“Uncovering the Mechanism of Reovirus Uncoating by Molecular Chaperone Hsc70”
Viruses must attach to their host cell, be internalized, and then shed portions of their protein capsules to expose their genetic information to cellular factors for reproduction. Large nonenveloped viruses such as Mammalian orthoreovirus (reovirus) enter the host cell through the endocytic pathway where the virus particle is partially uncoated. Released components of the viral coat then perforate the endosomal membrane and a final uncoating step reveals the core particle in the target-cell cytoplasm. Hsc70, a host cell chaperone protein, is required for this final uncoating step to remove the outer coat protein μ1. Hsc70’s target on the reovirus particle is unknown and more work is needed to understand how this cellular factor triggers uncoating. We have made steps to develop the tools needed to pursue these questions.

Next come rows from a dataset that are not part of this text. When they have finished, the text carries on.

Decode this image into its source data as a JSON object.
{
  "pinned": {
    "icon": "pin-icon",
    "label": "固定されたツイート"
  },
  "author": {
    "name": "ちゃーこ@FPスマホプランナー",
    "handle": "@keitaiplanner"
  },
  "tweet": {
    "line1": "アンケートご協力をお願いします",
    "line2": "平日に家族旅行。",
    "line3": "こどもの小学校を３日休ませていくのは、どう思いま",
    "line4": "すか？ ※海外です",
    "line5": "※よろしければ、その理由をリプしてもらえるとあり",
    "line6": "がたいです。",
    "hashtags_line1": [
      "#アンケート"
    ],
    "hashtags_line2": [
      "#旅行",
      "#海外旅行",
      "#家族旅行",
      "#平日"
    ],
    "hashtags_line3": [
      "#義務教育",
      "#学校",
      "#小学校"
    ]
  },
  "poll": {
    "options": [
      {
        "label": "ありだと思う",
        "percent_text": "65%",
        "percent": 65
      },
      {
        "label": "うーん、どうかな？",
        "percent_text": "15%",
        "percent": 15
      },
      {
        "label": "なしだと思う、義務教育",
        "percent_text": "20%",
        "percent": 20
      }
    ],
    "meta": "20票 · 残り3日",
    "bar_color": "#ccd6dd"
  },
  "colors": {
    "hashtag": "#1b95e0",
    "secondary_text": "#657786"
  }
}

We made mutations to the sequence of μ1 in a baculovirus expression vector that we predict will affect Hsc70 binding. This mutant μ1 protein will be purified from insect cells infected with baculovirus expressing the protein. We produced and validated the required antibodies to test for the proper folding of the mutated μ1 protein. Additionally, we purified wildtype reovirus particles that we will then uncoat by proteases in vitro to reveal core particles then recoat them with the mutant μ1. We will then use the recoated particles to observe the extent of Hsc70 binding and any changes in the kinetics of virus particle disassembly via TIRF microscopy. This will give us insight into Hsc70’s interactions with the reovirus particle and how this contributes to the mechanism of uncoating.
SMURF (Summer MRSEC Undergrad Research Fellowship)